Tesla Next-Generation Battery Cells
Musk touted a larger, beer-can-size 4680 lithium battery cell in September 2020 that he claimed would be 56% cheaper and have five times the energy of the company’s current cells. He said pilot production of small batches at a lab in Silicon Valley was under way and that the company might be able to scale up to high-volume production within a year or two. Timing for production is unclear, but delays in manufacturing the cell appear to be part of the problem with launching Tesla’s Semi and Roadster.
Tesla Solar Production And Jobs
New York spent $950 million to build and equip a solar panel factory in Buffalo that SolarCity had big plans for. In exchange for the state’s generosity, the company was to create at least 1,460 jobs there. The future looked promising after Tesla purchased SolarCity in late 2016, and in December of that year, Tesla said it “entered into a long-term agreement with Panasonic to manufacture photovoltaic cells at our Gigafactory 2 in Buffalo, New York, with negotiated pricing provisions and the intent to manufacture 1 gigawatt of solar panels annually.” But in the years since, output of panels at the plant has been unclear. In 2020, Tesla reported delivering just 205 megawatts of solar panels, a quarter of what SolarCity installed in 2016. Tesla has also had difficulty maintaining the required head count at the factory. Panasonic abandoned the facility last year, further reducing employment at the facility. Tesla has been given numerous extensions by the state.
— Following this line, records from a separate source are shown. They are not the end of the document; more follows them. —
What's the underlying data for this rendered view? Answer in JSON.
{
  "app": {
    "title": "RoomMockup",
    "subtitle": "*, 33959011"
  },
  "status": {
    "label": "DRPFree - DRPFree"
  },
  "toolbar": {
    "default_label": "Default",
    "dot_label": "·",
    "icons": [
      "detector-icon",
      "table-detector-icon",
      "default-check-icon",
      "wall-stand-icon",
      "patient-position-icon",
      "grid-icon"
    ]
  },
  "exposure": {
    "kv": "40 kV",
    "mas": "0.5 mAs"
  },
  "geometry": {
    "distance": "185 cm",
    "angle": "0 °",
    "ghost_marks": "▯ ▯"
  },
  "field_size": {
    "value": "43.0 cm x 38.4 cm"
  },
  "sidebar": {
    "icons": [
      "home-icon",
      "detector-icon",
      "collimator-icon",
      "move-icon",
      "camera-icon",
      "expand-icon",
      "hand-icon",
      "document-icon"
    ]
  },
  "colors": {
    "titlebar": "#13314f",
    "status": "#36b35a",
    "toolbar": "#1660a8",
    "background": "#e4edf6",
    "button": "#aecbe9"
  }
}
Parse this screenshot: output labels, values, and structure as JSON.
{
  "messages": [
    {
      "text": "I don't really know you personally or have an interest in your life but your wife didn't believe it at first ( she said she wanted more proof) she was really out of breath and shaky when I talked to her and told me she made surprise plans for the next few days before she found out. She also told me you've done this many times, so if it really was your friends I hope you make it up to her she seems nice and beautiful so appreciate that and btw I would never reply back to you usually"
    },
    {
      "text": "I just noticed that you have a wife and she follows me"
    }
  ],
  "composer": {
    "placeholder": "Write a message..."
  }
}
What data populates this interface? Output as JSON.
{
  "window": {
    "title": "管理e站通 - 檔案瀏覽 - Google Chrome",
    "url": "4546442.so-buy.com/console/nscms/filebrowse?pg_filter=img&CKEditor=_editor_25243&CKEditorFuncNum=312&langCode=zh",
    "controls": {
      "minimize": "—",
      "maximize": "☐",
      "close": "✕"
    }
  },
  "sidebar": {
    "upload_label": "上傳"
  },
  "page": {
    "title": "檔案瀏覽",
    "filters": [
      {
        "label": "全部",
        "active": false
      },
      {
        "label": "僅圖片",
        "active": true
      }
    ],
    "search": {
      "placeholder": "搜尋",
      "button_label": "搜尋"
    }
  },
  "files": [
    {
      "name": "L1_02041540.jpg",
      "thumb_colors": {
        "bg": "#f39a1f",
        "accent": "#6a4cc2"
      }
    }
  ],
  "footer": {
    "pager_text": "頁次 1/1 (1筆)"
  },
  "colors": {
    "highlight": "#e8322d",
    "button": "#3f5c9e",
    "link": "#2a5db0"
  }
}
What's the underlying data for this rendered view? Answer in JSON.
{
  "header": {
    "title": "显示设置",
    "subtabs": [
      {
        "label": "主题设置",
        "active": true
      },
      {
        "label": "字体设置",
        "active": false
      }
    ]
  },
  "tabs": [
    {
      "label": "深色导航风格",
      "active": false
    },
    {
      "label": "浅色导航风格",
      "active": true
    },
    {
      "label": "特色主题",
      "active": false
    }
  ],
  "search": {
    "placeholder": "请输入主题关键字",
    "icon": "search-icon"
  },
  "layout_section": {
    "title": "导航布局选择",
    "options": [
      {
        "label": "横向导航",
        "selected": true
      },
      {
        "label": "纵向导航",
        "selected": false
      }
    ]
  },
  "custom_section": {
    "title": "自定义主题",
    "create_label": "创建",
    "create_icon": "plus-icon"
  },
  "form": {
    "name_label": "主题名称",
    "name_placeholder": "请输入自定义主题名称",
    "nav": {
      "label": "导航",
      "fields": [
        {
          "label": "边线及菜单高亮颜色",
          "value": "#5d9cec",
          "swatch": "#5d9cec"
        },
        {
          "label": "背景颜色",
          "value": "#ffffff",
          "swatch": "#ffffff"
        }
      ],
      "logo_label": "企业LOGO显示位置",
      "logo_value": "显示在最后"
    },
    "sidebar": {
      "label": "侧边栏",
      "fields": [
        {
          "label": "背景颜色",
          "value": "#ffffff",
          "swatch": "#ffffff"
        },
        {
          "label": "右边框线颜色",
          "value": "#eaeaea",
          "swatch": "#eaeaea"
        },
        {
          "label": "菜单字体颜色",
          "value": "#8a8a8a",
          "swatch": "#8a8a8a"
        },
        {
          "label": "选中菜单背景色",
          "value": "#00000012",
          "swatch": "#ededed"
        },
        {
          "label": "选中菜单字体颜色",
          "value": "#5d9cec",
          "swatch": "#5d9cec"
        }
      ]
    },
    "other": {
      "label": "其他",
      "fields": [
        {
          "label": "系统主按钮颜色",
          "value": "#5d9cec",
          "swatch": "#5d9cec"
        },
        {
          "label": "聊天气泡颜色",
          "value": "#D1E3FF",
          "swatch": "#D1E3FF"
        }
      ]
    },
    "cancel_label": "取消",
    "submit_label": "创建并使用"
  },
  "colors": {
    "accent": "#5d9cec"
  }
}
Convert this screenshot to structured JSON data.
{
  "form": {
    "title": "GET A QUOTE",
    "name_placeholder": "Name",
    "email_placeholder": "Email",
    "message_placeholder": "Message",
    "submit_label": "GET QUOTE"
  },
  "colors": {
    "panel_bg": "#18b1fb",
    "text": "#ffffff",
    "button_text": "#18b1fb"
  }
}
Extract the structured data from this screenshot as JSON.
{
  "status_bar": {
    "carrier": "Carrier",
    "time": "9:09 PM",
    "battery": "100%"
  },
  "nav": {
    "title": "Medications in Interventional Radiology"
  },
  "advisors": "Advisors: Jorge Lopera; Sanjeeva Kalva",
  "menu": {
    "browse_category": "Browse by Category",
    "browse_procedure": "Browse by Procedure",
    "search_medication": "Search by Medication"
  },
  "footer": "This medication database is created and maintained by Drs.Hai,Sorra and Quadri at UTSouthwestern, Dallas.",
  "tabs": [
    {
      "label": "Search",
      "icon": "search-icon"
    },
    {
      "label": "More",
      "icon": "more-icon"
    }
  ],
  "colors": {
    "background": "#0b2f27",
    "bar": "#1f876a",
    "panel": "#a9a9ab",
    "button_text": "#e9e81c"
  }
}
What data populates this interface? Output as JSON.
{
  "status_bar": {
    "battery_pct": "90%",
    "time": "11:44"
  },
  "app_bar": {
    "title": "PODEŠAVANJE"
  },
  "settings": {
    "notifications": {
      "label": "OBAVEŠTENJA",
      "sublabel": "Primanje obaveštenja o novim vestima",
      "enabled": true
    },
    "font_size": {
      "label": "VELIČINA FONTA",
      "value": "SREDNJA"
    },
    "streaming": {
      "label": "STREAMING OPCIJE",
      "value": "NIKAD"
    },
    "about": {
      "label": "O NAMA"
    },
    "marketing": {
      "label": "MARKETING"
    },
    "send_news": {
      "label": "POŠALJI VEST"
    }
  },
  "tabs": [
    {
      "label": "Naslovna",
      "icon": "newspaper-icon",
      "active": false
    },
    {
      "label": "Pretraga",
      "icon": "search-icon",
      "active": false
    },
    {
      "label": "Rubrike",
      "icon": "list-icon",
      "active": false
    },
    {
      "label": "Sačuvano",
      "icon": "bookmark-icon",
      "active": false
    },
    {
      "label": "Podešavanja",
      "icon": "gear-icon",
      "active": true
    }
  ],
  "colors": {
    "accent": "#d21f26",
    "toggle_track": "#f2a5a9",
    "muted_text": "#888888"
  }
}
As of Memorial Day, it had 1,058 employees at the plant, and has until the end of 2021 to meet the 1,460-worker target or pay a $41 million penalty.